_DESCRIPTION OF THE TASK:_ Each line that includes the word "text" should be copied from the records.

_MATERIAL SUPPLIED:_
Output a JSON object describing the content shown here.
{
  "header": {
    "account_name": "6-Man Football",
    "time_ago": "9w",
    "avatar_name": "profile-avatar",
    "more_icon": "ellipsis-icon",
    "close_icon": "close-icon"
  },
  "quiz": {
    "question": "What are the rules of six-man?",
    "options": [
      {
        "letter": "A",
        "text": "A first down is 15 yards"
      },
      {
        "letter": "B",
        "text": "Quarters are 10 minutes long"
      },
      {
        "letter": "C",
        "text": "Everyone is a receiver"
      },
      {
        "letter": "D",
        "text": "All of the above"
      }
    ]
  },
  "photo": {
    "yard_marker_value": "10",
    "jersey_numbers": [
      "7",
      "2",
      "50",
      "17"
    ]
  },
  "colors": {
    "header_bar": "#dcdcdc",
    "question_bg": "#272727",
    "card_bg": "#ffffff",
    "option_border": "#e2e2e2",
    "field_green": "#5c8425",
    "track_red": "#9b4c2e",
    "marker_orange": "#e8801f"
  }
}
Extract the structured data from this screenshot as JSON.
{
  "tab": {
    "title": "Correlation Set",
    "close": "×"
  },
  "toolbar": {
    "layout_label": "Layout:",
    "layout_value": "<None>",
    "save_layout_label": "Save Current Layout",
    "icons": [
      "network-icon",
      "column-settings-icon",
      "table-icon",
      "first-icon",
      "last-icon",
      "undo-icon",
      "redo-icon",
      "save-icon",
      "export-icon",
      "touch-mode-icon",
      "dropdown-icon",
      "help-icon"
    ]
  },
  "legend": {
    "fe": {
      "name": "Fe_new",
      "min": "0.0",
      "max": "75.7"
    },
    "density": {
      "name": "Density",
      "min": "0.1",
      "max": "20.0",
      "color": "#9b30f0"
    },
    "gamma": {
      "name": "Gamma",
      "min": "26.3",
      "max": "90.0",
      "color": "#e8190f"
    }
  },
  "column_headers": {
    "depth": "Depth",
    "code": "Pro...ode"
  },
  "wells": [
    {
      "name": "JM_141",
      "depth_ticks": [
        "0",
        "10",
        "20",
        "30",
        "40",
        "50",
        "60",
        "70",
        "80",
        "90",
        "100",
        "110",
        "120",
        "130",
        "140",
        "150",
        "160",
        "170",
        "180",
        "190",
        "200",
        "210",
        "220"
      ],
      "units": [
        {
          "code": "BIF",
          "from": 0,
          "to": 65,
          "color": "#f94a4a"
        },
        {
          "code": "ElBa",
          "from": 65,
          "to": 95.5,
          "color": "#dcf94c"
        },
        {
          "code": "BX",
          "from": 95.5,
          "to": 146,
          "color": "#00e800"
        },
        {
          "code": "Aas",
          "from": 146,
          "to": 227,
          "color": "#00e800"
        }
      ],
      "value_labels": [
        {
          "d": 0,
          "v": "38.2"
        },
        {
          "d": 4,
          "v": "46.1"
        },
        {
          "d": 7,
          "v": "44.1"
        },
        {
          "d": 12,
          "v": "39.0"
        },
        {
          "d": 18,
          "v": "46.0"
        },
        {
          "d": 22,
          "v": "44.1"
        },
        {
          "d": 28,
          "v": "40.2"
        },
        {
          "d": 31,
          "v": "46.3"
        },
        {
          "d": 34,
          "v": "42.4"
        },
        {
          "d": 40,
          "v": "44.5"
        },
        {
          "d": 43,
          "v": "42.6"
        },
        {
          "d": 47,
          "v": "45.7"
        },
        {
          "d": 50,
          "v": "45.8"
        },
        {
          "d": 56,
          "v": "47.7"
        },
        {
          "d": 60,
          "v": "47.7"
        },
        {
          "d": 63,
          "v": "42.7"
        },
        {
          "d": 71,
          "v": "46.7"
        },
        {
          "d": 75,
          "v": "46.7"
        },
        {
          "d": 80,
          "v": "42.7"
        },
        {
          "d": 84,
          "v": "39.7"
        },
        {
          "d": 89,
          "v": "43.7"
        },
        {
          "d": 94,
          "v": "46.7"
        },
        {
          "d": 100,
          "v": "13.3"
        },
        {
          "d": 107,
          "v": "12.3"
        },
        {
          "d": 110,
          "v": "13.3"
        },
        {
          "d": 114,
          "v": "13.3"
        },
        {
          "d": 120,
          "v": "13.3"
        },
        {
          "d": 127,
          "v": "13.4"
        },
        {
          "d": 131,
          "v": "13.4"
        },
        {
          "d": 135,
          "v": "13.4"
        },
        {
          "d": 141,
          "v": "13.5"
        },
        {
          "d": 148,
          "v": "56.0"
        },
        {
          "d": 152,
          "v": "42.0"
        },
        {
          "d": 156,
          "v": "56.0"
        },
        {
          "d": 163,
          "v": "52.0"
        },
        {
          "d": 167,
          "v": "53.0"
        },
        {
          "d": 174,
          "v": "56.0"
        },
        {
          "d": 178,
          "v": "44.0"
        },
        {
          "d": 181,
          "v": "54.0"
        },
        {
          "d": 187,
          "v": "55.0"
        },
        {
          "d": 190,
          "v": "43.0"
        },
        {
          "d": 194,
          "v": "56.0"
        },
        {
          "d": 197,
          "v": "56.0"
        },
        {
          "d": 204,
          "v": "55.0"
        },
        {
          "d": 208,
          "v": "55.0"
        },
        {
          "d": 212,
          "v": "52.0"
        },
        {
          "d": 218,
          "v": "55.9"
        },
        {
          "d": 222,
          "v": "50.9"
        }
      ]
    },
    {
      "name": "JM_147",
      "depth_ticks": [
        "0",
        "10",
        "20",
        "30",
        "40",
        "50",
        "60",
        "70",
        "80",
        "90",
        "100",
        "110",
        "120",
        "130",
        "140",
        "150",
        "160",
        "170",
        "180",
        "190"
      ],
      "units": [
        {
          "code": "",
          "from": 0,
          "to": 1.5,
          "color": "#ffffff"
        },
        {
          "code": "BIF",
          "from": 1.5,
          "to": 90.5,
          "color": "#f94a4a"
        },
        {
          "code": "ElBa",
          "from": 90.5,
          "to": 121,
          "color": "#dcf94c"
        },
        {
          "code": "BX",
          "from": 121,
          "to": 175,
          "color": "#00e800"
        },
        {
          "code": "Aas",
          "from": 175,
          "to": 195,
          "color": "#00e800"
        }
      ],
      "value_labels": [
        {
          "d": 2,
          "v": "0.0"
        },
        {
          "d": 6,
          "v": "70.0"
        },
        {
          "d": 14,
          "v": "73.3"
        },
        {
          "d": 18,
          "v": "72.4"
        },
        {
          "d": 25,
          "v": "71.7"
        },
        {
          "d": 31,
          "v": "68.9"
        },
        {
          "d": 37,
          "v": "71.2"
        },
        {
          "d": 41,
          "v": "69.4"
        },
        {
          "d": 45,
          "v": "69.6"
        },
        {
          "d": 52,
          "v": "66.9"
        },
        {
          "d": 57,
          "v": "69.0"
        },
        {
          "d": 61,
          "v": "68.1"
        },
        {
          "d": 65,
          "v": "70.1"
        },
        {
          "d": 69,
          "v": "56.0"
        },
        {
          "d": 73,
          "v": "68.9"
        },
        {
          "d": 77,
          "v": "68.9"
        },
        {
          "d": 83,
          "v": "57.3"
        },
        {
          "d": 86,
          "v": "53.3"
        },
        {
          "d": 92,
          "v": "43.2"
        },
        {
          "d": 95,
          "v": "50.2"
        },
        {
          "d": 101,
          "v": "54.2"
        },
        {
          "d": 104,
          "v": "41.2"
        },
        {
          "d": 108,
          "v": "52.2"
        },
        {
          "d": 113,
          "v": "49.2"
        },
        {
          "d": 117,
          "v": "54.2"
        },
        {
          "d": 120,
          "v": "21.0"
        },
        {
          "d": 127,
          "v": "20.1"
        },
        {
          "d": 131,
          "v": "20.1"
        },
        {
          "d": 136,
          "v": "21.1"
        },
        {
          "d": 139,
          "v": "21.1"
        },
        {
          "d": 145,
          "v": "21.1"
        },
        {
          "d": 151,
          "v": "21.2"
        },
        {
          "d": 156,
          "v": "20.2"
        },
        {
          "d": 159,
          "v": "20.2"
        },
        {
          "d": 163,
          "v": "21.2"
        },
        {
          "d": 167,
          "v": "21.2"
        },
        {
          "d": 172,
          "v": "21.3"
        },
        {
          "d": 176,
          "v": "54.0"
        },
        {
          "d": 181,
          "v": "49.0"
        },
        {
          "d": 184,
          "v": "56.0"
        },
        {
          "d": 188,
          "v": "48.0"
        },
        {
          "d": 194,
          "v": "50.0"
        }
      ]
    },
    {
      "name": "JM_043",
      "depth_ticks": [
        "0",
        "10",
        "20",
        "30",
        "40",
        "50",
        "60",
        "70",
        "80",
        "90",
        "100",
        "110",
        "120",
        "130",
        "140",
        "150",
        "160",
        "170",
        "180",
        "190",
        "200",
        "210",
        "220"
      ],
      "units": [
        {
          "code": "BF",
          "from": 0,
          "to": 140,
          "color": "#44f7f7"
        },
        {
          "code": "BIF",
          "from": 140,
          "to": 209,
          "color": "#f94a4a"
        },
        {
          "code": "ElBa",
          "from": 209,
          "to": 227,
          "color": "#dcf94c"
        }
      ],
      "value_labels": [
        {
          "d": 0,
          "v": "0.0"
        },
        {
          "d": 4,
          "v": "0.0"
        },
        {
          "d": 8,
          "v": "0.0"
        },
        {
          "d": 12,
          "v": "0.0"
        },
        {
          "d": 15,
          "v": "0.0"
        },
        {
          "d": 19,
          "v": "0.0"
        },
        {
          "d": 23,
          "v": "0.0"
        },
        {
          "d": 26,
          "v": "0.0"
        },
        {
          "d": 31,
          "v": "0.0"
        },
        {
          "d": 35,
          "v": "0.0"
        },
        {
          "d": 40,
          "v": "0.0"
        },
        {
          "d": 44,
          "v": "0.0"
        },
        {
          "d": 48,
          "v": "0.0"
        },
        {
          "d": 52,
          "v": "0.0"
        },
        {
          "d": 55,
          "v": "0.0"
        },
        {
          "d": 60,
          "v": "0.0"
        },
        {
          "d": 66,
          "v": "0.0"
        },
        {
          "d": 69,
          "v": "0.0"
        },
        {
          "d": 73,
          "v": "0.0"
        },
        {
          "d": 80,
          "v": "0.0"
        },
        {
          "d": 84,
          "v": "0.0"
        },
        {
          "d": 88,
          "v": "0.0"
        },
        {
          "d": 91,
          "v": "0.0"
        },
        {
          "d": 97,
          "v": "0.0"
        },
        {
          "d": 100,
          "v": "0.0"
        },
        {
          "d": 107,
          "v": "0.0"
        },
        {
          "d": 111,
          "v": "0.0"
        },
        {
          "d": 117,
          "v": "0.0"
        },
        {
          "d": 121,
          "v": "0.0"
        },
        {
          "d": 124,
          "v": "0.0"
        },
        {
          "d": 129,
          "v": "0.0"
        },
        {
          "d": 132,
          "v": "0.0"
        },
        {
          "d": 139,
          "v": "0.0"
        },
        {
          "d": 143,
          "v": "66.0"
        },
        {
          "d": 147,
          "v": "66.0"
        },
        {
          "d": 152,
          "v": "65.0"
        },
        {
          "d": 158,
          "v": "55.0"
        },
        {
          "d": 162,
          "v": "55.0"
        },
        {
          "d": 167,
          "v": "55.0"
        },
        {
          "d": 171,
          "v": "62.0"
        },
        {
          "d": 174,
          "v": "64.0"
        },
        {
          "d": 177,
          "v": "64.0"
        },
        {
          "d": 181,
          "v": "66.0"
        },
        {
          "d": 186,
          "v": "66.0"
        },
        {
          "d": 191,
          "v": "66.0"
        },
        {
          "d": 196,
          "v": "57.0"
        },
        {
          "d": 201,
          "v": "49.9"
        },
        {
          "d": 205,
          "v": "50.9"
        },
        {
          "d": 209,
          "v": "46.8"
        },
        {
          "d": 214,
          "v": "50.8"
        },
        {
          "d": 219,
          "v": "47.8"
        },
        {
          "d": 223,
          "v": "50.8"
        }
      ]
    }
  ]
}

_FINAL ANSWER:_
        "text": "A first down is 15 yards"
        "text": "Quarters are 10 minutes long"
        "text": "Everyone is a receiver"
        "text": "All of the above"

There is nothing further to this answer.